**HOW TO COMPLETE THIS TASK:** Would you please reproduce all the entries word for word, minus the pictures?

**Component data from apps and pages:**
<<<<

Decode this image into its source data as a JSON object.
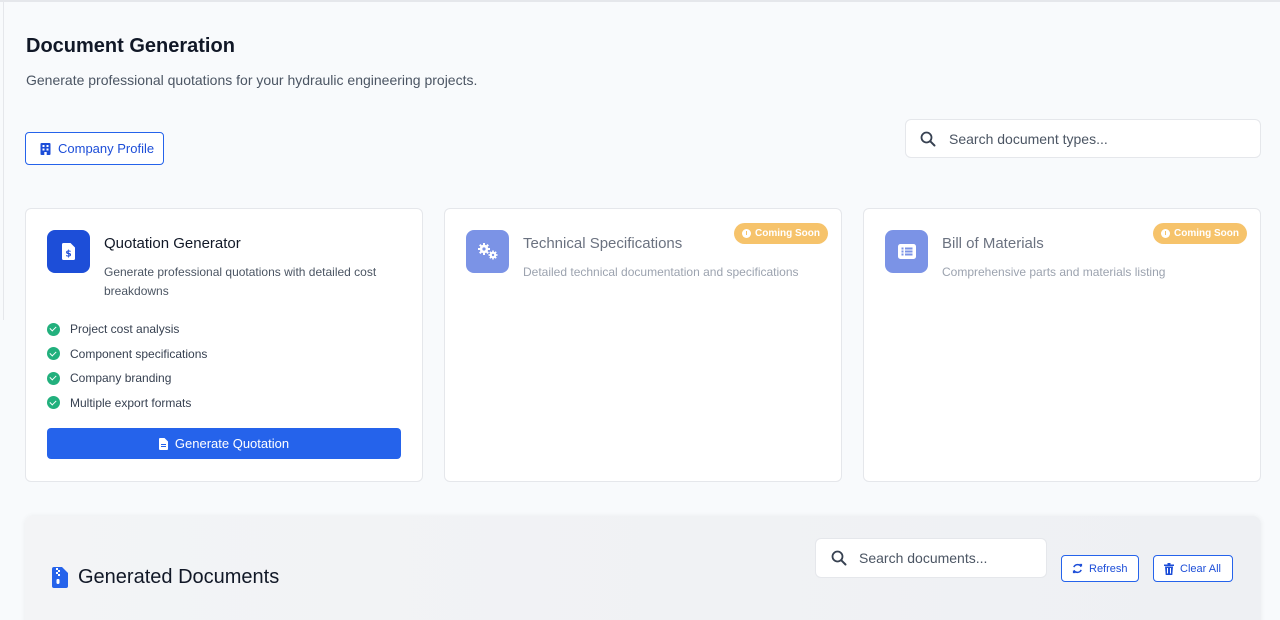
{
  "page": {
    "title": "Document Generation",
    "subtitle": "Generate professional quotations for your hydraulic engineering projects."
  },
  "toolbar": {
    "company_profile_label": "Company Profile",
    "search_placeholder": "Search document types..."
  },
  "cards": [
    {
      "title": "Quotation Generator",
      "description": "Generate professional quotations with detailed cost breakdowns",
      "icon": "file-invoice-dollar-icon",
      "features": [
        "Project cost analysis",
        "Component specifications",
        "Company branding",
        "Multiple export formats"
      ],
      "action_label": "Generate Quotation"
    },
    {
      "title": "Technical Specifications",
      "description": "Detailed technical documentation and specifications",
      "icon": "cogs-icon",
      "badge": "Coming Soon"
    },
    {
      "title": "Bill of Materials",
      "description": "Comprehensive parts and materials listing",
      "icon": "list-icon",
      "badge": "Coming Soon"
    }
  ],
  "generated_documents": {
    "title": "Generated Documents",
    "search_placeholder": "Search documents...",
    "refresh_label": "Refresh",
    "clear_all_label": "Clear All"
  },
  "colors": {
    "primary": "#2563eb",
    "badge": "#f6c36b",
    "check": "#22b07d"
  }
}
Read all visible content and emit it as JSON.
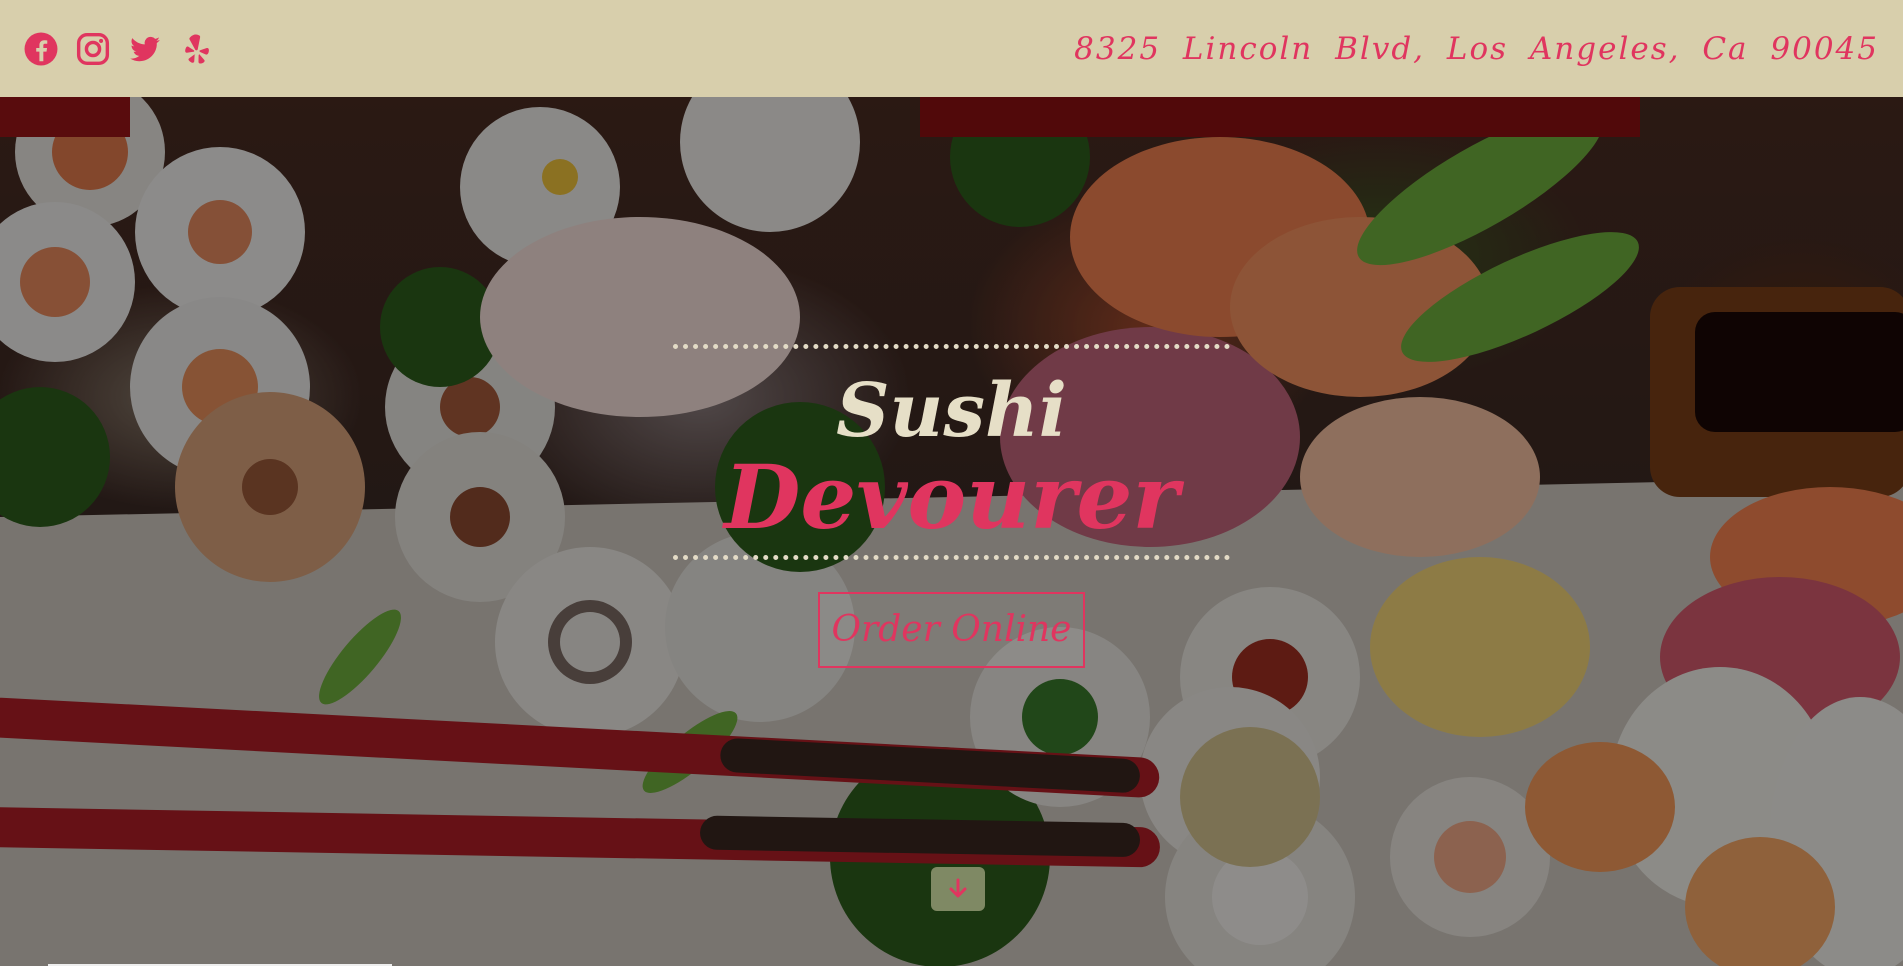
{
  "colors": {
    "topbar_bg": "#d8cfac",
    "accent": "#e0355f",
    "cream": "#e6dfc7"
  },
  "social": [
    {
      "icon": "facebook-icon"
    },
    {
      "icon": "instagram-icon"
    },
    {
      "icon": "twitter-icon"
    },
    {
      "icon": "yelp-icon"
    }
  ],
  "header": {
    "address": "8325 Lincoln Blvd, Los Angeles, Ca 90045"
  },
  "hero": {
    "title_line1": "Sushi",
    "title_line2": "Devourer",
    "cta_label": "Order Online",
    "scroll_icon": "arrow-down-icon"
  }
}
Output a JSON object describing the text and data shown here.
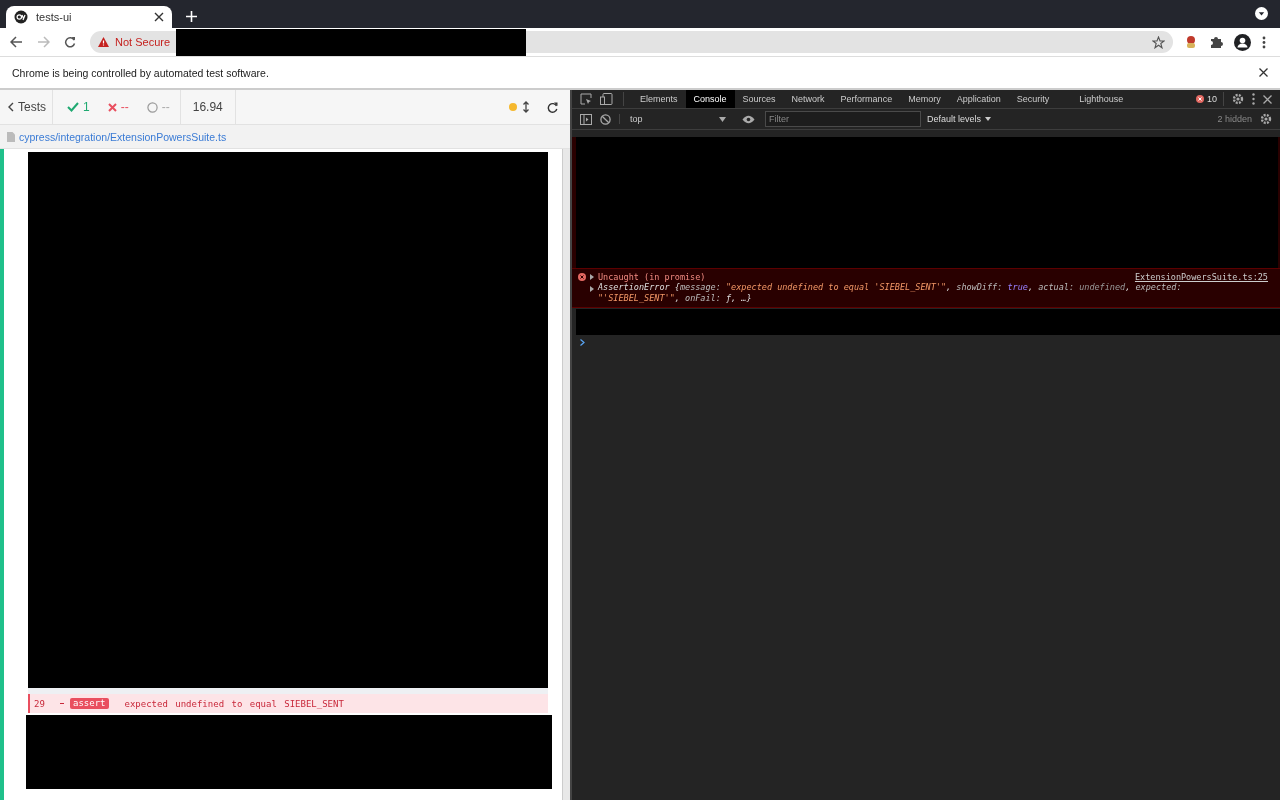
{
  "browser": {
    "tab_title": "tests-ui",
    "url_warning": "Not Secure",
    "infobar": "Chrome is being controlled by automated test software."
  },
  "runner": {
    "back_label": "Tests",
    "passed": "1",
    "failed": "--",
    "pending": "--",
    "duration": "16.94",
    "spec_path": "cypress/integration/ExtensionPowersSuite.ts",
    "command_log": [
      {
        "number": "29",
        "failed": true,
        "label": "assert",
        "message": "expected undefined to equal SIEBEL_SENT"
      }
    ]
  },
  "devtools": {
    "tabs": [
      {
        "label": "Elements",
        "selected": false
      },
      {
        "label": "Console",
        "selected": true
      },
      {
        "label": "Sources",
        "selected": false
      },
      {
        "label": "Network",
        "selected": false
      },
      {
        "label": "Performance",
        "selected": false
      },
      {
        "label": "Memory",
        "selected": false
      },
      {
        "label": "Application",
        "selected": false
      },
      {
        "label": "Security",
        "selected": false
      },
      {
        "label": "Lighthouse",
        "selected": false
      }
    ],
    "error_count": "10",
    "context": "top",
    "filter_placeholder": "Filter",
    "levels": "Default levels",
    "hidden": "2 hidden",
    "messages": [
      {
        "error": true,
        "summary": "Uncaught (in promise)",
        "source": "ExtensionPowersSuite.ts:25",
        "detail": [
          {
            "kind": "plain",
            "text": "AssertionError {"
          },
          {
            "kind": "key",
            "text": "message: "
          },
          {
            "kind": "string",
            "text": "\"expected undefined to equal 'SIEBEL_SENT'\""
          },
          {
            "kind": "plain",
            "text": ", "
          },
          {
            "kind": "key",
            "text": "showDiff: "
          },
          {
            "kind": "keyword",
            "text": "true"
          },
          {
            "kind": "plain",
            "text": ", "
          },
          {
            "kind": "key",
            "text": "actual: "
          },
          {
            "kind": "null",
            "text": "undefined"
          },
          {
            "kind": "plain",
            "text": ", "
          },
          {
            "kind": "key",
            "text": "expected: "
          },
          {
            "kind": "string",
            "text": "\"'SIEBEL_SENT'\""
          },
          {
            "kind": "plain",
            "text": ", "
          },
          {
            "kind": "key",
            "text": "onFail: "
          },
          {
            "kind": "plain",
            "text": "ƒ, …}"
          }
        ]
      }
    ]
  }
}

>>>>

**ANSWER AREA:**
Decode this image into its source data as a JSON object.
{
  "page": {
    "title": "Document Generation",
    "subtitle": "Generate professional quotations for your hydraulic engineering projects."
  },
  "toolbar": {
    "company_profile_label": "Company Profile",
    "search_placeholder": "Search document types..."
  },
  "cards": [
    {
      "title": "Quotation Generator",
      "description": "Generate professional quotations with detailed cost breakdowns",
      "icon": "file-invoice-dollar-icon",
      "features": [
        "Project cost analysis",
        "Component specifications",
        "Company branding",
        "Multiple export formats"
      ],
      "action_label": "Generate Quotation"
    },
    {
      "title": "Technical Specifications",
      "description": "Detailed technical documentation and specifications",
      "icon": "cogs-icon",
      "badge": "Coming Soon"
    },
    {
      "title": "Bill of Materials",
      "description": "Comprehensive parts and materials listing",
      "icon": "list-icon",
      "badge": "Coming Soon"
    }
  ],
  "generated_documents": {
    "title": "Generated Documents",
    "search_placeholder": "Search documents...",
    "refresh_label": "Refresh",
    "clear_all_label": "Clear All"
  },
  "colors": {
    "primary": "#2563eb",
    "badge": "#f6c36b",
    "check": "#22b07d"
  }
}
Read all visible content and emit it as JSON.
{
  "colors": {
    "topbar_bg": "#d8cfac",
    "accent": "#e0355f",
    "cream": "#e6dfc7"
  },
  "social": [
    {
      "icon": "facebook-icon"
    },
    {
      "icon": "instagram-icon"
    },
    {
      "icon": "twitter-icon"
    },
    {
      "icon": "yelp-icon"
    }
  ],
  "header": {
    "address": "8325 Lincoln Blvd, Los Angeles, Ca 90045"
  },
  "hero": {
    "title_line1": "Sushi",
    "title_line2": "Devourer",
    "cta_label": "Order Online",
    "scroll_icon": "arrow-down-icon"
  }
}
Output a JSON object describing the text and data shown here.
{
  "browser": {
    "tab_title": "tests-ui",
    "url_warning": "Not Secure",
    "infobar": "Chrome is being controlled by automated test software."
  },
  "runner": {
    "back_label": "Tests",
    "passed": "1",
    "failed": "--",
    "pending": "--",
    "duration": "16.94",
    "spec_path": "cypress/integration/ExtensionPowersSuite.ts",
    "command_log": [
      {
        "number": "29",
        "failed": true,
        "label": "assert",
        "message": "expected undefined to equal SIEBEL_SENT"
      }
    ]
  },
  "devtools": {
    "tabs": [
      {
        "label": "Elements",
        "selected": false
      },
      {
        "label": "Console",
        "selected": true
      },
      {
        "label": "Sources",
        "selected": false
      },
      {
        "label": "Network",
        "selected": false
      },
      {
        "label": "Performance",
        "selected": false
      },
      {
        "label": "Memory",
        "selected": false
      },
      {
        "label": "Application",
        "selected": false
      },
      {
        "label": "Security",
        "selected": false
      },
      {
        "label": "Lighthouse",
        "selected": false
      }
    ],
    "error_count": "10",
    "context": "top",
    "filter_placeholder": "Filter",
    "levels": "Default levels",
    "hidden": "2 hidden",
    "messages": [
      {
        "error": true,
        "summary": "Uncaught (in promise)",
        "source": "ExtensionPowersSuite.ts:25",
        "detail": [
          {
            "kind": "plain",
            "text": "AssertionError {"
          },
          {
            "kind": "key",
            "text": "message: "
          },
          {
            "kind": "string",
            "text": "\"expected undefined to equal 'SIEBEL_SENT'\""
          },
          {
            "kind": "plain",
            "text": ", "
          },
          {
            "kind": "key",
            "text": "showDiff: "
          },
          {
            "kind": "keyword",
            "text": "true"
          },
          {
            "kind": "plain",
            "text": ", "
          },
          {
            "kind": "key",
            "text": "actual: "
          },
          {
            "kind": "null",
            "text": "undefined"
          },
          {
            "kind": "plain",
            "text": ", "
          },
          {
            "kind": "key",
            "text": "expected: "
          },
          {
            "kind": "string",
            "text": "\"'SIEBEL_SENT'\""
          },
          {
            "kind": "plain",
            "text": ", "
          },
          {
            "kind": "key",
            "text": "onFail: "
          },
          {
            "kind": "plain",
            "text": "ƒ, …}"
          }
        ]
      }
    ]
  }
}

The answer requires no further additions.